I experienced Approaching Union Square as a dud. And I admit it may be as much my fault as anything. Unlike with some movies—like Poison Friends that I wrote about recently—I really didn’t make a good effort to stay focused and give it a shot. Once my attention flagged—which was quite early—I was daydreaming through a good portion of the rest of this movie.
The film is a series of monologues and dialogues of young adult New Yorkers talking about their lives and relationships. I think it wants to be vaguely like My Dinner With Andre, a very talky movie that explores deep subjects conversationally.
There are about ten of these little vignettes, with no or only trivial connections with each other. And I just didn’t get anything out of any of them. I didn’t care about these people, and I didn’t want to hear them whining about their love lives and such.
I suspect I could have gotten into it a little more if these were real people talking about real lives, since I do have an interest in personal history type films, but I prefer my fictional characters to be a lot more interesting than this.
One of the problems is this started as a play, and a lot of the acting is in that style, and indeed an amateurish version of that style.
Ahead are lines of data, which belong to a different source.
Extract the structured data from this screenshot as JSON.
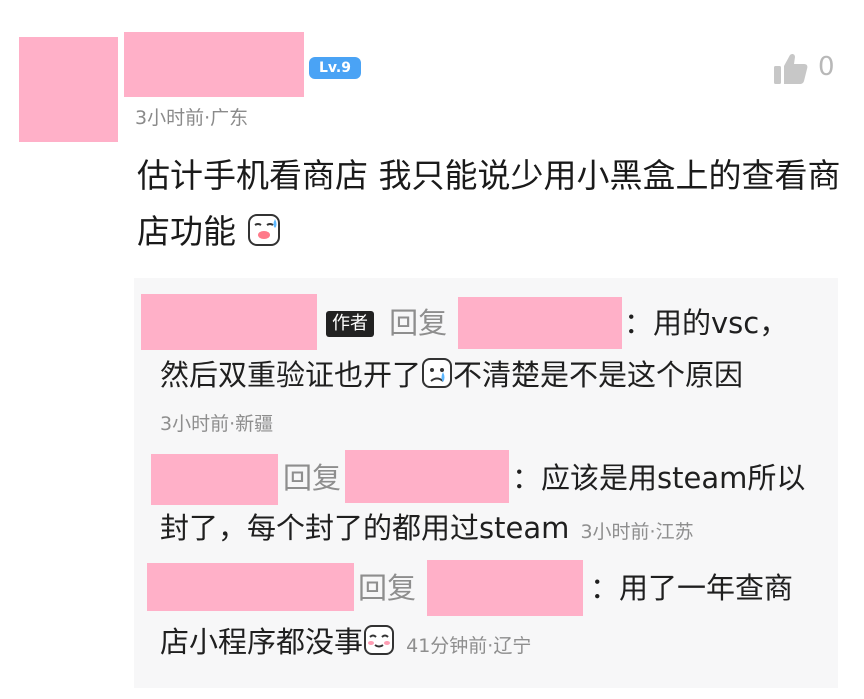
{
  "comment": {
    "level_badge": "Lv.9",
    "like_count": "0",
    "time_location": "3小时前·广东",
    "text": "估计手机看商店 我只能说少用小黑盒上的查看商店功能"
  },
  "replies": [
    {
      "author_tag": "作者",
      "reply_word": "回复",
      "text_a": "：用的vsc，",
      "text_b": "然后双重验证也开了",
      "text_c": "不清楚是不是这个原因",
      "meta": "3小时前·新疆"
    },
    {
      "reply_word": "回复",
      "text_a": "：应该是用steam所以",
      "text_b": "封了，每个封了的都用过steam",
      "meta": "3小时前·江苏"
    },
    {
      "reply_word": "回复",
      "text_a": "：用了一年查商",
      "text_b": "店小程序都没事",
      "meta": "41分钟前·辽宁"
    }
  ],
  "colors": {
    "redaction": "#ffb0c8",
    "level_badge": "#4aa3f5",
    "reply_bg": "#f7f7f8"
  },
  "icons": [
    "thumbs-up-icon",
    "sweat-emoji-icon",
    "crying-emoji-icon",
    "shy-emoji-icon"
  ]
}
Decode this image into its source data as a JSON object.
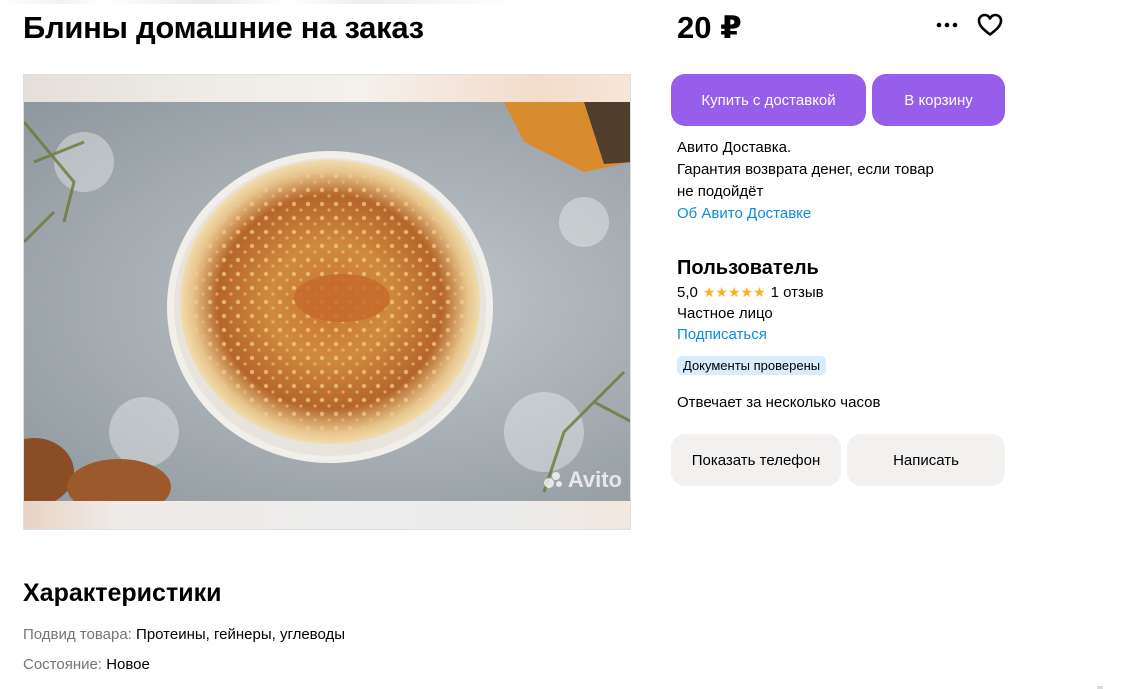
{
  "listing": {
    "title": "Блины домашние на заказ",
    "price": "20 ₽"
  },
  "gallery": {
    "watermark": "Avito"
  },
  "actions": {
    "buy_label": "Купить с доставкой",
    "cart_label": "В корзину",
    "more_icon": "more-horizontal-icon",
    "favorite_icon": "heart-outline-icon"
  },
  "delivery": {
    "line1": "Авито Доставка.",
    "line2": "Гарантия возврата денег, если товар",
    "line3": "не подойдёт",
    "link": "Об Авито Доставке"
  },
  "seller": {
    "name": "Пользователь",
    "rating": "5,0",
    "stars": "★★★★★",
    "reviews": "1 отзыв",
    "type": "Частное лицо",
    "subscribe": "Подписаться",
    "badge": "Документы проверены",
    "responds": "Отвечает за несколько часов",
    "phone_label": "Показать телефон",
    "write_label": "Написать"
  },
  "characteristics": {
    "title": "Характеристики",
    "items": [
      {
        "key": "Подвид товара:",
        "value": "Протеины, гейнеры, углеводы"
      },
      {
        "key": "Состояние:",
        "value": "Новое"
      }
    ]
  },
  "colors": {
    "accent": "#965eeb",
    "link": "#0a8ed9",
    "star": "#ffb021",
    "badge_bg": "#d8ecfb",
    "button_gray": "#f2f1f0"
  }
}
That is, the words are like a script instead of what real people would say, and the stilted delivery sounds like the actors are reading their lines.
Not a single one of the vignettes drew me in, and in fact I’d already forgotten at least half of them five minutes after the movie ended.
I feel a little bad I didn’t give Approaching Union Square more of a chance, but it’s hard to imagine that even if I had it would have risen very far from the bottom of the films I’ve written about so far.